Tag Archives: Interview
British-born University of Virginia Professor and 2014 recipient of the New-York Historical American History Book Prize Andrew Jackson O’Shaughnessy fearlessly tackles centuries-old stereotypes surrounding the American Revolution in his upcoming talk at the New-York Historical Society on February 21. In your most recent book, The Men Who Lost America: British Leadership, the American Revolution, and the Fate […]
The New-York Historical Society aims to engage visitors and history buffs of all ages, from children in our DiMenna Children’s History Museum to adults through our Public Program series. So it’s always great to see someone stay engaged throughout their lives. One lifelong learner is Laura Mosco, a former Student Historian who came back to […]

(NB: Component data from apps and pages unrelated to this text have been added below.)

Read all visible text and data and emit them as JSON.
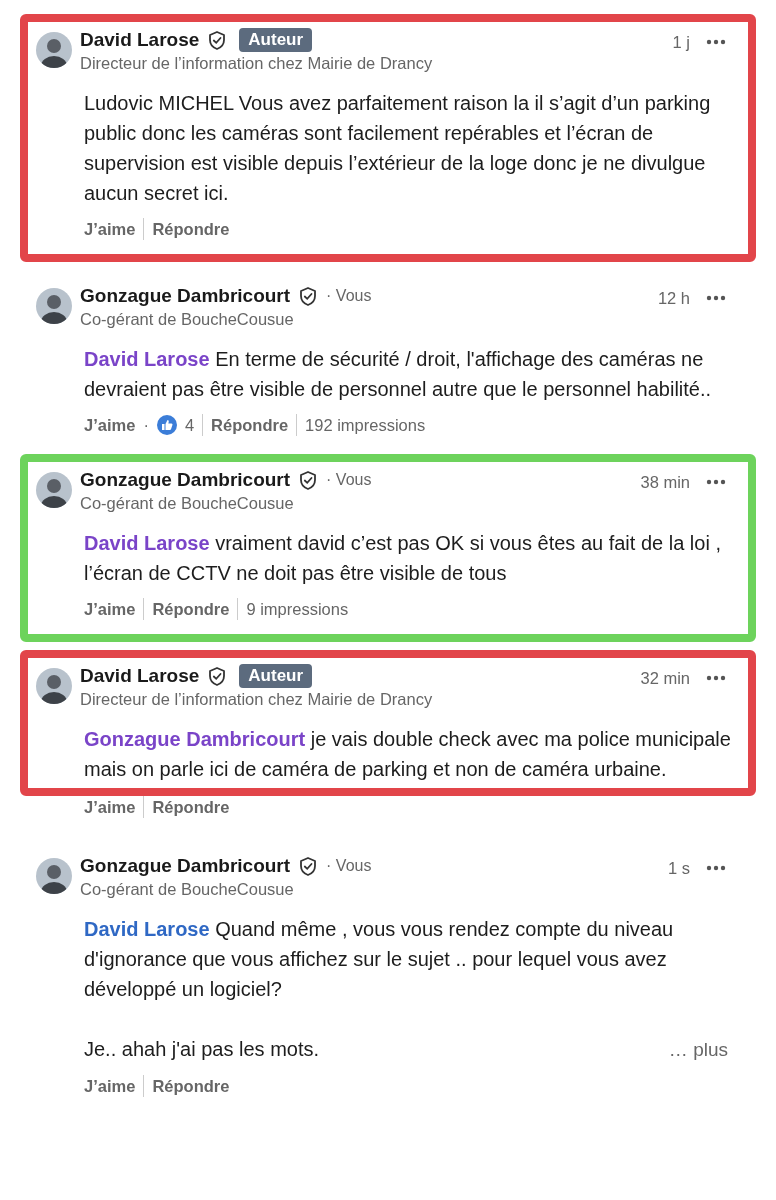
{
  "comments": [
    {
      "name": "David Larose",
      "verified": true,
      "badge": "Auteur",
      "headline": "Directeur de l’information chez Mairie de Drancy",
      "time": "1 j",
      "color": "#e2454a",
      "paragraphs": [
        {
          "text": "Ludovic MICHEL Vous avez parfaitement raison la il s’agit d’un parking public donc les caméras sont facilement repérables et l’écran de supervision est visible depuis l’extérieur de la loge donc je ne divulgue aucun secret ici."
        }
      ],
      "actions": {
        "like": "J’aime",
        "reply": "Répondre"
      }
    },
    {
      "name": "Gonzague Dambricourt",
      "verified": true,
      "you_label": "· Vous",
      "headline": "Co-gérant de BoucheCousue",
      "time": "12 h",
      "paragraphs": [
        {
          "mention": "David Larose",
          "color": "#7a44c8",
          "text": " En terme de sécurité / droit, l'affichage des caméras ne devraient pas être visible de personnel autre que le personnel habilité.."
        }
      ],
      "actions": {
        "like": "J’aime",
        "reactions": {
          "separator": "·",
          "count": "4"
        },
        "reply": "Répondre",
        "impressions": "192 impressions"
      }
    },
    {
      "name": "Gonzague Dambricourt",
      "verified": true,
      "you_label": "· Vous",
      "headline": "Co-gérant de BoucheCousue",
      "time": "38 min",
      "color": "#6dd35c",
      "paragraphs": [
        {
          "mention": "David Larose",
          "color": "#7a44c8",
          "text": " vraiment david c’est pas OK si vous êtes au fait de la loi , l’écran de CCTV ne doit pas être visible de tous"
        }
      ],
      "actions": {
        "like": "J’aime",
        "reply": "Répondre",
        "impressions": "9 impressions"
      }
    },
    {
      "name": "David Larose",
      "verified": true,
      "badge": "Auteur",
      "headline": "Directeur de l’information chez Mairie de Drancy",
      "time": "32 min",
      "color": "#e2454a",
      "paragraphs": [
        {
          "mention": "Gonzague Dambricourt",
          "color": "#7a44c8",
          "text": " je vais double check avec ma police municipale mais on parle ici de caméra de parking et non de caméra urbaine."
        }
      ],
      "actions": {
        "like": "J’aime",
        "reply": "Répondre"
      }
    },
    {
      "name": "Gonzague Dambricourt",
      "verified": true,
      "you_label": "· Vous",
      "headline": "Co-gérant de BoucheCousue",
      "time": "1 s",
      "paragraphs": [
        {
          "mention": "David Larose",
          "color": "#2f68c4",
          "text": " Quand même , vous vous rendez compte du niveau d'ignorance que vous affichez sur le sujet .. pour lequel vous avez développé un logiciel?"
        },
        {
          "text": "Je.. ahah j'ai pas les mots."
        }
      ],
      "more": "… plus",
      "actions": {
        "like": "J’aime",
        "reply": "Répondre"
      }
    }
  ]
}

I actually came to New York for acting school. I graduated NYU in 2005, and kinda-sorta auditioned for stuff for a couple of years while working a terrible office job. I’d always thought about food as a plan B, and after realizing I wasn’t cut out to try and make a living at acting, I started looking into culinary school.
How did you guys first get started with chocolate? What was the market missing that you wanted to provide?
We started really just out of a curiosity for how things were made and there was chocolate, one of the most popular foods on earth and no one really knows how it’s made. And so it began!
On June 7, AIDS in New York: The First Five Years opens at the New-York Historical Society. The new exhibit will explore the impact the epidemic had on personal lives, public health, and politics from 1981-1985. The companion exhibition Children With AIDS: Spirit and Memory. Photographs by Claire Yaffa will feature twenty photographs by the acclaimed […]
Founded by partners Brent Ridge and Josh Kilmer-Purcell in 2008, this Sharon Springs, NY farm produces everything from goat cheese to soap to condiments. We spoke with Brent about learning to farm, their show The Fabulous Beekman Boys airing on the Cooking Channel, and getting Upstate New York the attention it deserves.
What defines race? Is it color? Is it DNA? Is it the labels you choose for yourself? In The Invisible Line: Three American Families and the Secret Journey from Black to White, author Daniel J. Sharfstein argues that it is becoming ever harder to view race neatly in black and white. He does so by looking […]
Art inspires, and sometimes what it inspires is other art. When composer Nell Shaw Cohen first saw Thomas Cole’s The Course of Empire at the New-York Historical Society, she was inspired to write a piece that represented the story seen in Cole’s series. One of the defining works of the Hudson River School of painting, The […]